» **Input records**
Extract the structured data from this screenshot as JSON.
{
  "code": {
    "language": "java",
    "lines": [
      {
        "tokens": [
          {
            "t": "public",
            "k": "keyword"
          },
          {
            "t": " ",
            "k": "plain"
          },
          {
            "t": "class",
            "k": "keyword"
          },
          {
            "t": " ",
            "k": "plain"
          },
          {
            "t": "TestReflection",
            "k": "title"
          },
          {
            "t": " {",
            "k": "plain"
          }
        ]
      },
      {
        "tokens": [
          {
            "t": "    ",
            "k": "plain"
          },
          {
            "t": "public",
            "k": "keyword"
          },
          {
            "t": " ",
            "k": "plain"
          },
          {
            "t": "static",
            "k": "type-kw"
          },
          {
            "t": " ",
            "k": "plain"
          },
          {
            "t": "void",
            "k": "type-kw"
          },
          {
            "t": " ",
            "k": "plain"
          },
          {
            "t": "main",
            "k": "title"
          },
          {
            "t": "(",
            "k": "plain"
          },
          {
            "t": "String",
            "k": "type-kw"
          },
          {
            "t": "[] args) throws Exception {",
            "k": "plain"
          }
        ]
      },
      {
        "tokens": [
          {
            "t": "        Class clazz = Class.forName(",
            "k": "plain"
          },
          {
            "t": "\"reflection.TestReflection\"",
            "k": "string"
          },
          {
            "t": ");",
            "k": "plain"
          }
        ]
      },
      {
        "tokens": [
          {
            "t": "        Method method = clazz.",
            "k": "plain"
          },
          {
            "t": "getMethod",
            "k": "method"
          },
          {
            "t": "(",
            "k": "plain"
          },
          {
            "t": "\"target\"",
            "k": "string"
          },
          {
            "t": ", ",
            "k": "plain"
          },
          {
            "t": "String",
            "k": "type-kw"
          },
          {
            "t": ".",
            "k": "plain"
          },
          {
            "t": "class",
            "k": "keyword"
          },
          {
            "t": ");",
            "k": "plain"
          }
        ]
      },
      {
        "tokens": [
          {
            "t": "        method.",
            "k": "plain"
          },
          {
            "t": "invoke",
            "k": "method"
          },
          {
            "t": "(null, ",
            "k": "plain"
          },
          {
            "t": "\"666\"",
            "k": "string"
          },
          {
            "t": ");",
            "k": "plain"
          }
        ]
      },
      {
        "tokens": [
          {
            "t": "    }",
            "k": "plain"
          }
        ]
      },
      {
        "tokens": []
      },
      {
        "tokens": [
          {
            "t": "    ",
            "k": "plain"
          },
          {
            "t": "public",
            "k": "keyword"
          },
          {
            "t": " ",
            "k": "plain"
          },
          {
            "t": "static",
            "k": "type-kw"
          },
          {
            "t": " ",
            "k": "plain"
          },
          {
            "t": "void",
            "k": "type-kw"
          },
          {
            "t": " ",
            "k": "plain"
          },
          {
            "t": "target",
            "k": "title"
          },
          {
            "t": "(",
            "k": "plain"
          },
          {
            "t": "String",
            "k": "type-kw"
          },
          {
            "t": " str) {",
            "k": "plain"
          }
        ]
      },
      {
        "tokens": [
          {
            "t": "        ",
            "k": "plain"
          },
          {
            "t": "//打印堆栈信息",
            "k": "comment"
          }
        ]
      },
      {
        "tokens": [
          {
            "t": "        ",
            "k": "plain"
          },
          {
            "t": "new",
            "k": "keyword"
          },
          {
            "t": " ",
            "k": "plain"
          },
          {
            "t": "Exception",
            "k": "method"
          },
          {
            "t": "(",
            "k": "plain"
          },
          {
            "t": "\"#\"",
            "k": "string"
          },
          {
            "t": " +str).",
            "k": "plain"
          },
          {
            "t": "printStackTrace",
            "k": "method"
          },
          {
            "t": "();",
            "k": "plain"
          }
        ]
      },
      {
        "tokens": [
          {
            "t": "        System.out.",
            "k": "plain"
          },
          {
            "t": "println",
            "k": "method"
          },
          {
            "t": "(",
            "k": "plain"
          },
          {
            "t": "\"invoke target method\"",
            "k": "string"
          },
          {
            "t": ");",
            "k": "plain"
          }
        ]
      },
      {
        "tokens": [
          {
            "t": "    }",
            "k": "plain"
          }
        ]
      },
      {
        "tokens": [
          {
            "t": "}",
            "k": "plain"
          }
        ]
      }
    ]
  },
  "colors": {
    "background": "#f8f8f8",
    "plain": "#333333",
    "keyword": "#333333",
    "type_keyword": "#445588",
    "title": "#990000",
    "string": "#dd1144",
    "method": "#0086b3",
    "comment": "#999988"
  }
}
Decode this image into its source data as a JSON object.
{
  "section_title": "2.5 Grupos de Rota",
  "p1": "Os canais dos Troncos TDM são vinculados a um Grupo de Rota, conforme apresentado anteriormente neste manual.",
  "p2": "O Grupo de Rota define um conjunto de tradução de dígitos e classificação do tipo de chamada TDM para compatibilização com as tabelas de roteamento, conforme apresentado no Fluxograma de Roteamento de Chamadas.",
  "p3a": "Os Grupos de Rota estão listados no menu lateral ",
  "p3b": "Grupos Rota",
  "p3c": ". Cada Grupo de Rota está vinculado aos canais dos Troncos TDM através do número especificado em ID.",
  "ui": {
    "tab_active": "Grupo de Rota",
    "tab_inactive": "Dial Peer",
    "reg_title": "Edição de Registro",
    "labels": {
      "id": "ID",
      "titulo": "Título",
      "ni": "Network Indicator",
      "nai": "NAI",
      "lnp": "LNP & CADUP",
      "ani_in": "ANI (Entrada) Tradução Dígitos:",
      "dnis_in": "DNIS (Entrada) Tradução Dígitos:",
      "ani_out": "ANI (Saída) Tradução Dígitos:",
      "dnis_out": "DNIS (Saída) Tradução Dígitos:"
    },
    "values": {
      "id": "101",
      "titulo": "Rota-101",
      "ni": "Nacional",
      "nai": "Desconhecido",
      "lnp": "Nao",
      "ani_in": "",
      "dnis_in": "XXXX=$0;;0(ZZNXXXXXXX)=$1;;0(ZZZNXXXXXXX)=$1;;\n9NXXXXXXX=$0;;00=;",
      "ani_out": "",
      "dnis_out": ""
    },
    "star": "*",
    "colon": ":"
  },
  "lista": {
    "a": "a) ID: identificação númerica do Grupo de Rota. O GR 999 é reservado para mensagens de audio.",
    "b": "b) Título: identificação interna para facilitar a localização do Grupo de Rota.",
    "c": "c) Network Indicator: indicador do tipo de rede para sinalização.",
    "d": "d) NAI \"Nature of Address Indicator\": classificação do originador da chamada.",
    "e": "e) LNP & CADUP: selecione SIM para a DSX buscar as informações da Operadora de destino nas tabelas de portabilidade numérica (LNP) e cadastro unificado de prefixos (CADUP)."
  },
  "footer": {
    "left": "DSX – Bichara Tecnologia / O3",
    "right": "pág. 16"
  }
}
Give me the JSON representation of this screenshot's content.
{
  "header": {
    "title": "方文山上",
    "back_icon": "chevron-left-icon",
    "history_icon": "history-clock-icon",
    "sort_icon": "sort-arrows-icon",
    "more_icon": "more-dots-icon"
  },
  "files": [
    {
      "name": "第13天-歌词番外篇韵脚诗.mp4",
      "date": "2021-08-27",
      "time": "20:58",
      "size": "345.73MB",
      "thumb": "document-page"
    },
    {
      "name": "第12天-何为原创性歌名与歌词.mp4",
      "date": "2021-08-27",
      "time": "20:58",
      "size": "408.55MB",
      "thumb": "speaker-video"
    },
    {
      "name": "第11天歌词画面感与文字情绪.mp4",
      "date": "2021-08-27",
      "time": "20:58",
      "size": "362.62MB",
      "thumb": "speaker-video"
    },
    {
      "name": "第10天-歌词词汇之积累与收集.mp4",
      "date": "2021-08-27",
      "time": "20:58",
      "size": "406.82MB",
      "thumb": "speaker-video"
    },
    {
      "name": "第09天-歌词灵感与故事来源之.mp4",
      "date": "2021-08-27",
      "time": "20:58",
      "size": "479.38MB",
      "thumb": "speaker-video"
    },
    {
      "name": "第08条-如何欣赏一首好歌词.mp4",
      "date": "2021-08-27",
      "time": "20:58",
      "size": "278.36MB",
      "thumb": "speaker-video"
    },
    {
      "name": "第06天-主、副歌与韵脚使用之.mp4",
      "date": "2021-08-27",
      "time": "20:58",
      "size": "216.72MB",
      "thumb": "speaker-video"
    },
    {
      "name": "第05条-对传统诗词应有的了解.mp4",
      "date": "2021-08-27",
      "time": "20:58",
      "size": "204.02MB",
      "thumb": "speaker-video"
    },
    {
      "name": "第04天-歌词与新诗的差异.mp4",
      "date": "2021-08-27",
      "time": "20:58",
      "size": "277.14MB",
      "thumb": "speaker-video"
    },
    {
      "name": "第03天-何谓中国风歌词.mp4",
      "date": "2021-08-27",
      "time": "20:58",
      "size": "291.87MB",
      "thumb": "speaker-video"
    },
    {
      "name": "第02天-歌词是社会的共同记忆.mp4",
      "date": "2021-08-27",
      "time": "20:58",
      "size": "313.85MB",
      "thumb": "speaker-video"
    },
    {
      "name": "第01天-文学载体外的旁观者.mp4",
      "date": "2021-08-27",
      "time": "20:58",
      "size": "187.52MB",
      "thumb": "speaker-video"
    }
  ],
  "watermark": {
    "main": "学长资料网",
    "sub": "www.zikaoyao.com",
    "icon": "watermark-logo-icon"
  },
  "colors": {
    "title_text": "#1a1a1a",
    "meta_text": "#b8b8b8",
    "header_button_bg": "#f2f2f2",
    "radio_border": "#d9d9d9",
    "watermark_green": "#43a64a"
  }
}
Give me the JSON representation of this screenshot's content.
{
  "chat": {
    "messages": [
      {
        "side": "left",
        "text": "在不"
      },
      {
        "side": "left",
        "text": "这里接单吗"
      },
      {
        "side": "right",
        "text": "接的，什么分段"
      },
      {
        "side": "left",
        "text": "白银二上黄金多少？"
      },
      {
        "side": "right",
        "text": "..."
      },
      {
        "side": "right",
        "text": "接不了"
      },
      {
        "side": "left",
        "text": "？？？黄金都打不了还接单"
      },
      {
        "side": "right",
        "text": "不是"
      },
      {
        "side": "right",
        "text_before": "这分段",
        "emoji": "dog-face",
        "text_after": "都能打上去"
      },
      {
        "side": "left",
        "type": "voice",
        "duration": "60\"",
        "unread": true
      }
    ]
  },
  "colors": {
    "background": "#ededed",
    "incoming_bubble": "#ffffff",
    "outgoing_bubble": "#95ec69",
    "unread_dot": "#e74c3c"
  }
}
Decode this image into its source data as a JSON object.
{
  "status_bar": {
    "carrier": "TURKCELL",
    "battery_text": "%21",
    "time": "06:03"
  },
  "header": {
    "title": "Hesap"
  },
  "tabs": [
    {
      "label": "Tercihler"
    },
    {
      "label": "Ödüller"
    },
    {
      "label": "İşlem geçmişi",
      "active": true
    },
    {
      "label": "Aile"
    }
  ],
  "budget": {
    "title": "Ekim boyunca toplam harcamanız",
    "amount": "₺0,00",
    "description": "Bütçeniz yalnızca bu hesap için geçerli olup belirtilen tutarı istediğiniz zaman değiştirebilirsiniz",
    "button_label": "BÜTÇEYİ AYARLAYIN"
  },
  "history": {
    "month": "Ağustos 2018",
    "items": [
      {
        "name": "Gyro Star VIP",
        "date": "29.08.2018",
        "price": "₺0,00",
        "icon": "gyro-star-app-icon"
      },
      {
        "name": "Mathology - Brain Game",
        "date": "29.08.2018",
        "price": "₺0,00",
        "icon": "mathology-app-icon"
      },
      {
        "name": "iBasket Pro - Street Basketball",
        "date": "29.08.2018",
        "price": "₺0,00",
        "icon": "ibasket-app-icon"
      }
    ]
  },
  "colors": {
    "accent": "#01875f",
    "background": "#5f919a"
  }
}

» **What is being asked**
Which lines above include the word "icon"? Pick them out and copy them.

» **Completed exercise**
    "back_icon": "chevron-left-icon",
    "history_icon": "history-clock-icon",
    "sort_icon": "sort-arrows-icon",
    "more_icon": "more-dots-icon"
    "icon": "watermark-logo-icon"
        "icon": "gyro-star-app-icon"
        "icon": "mathology-app-icon"
        "icon": "ibasket-app-icon"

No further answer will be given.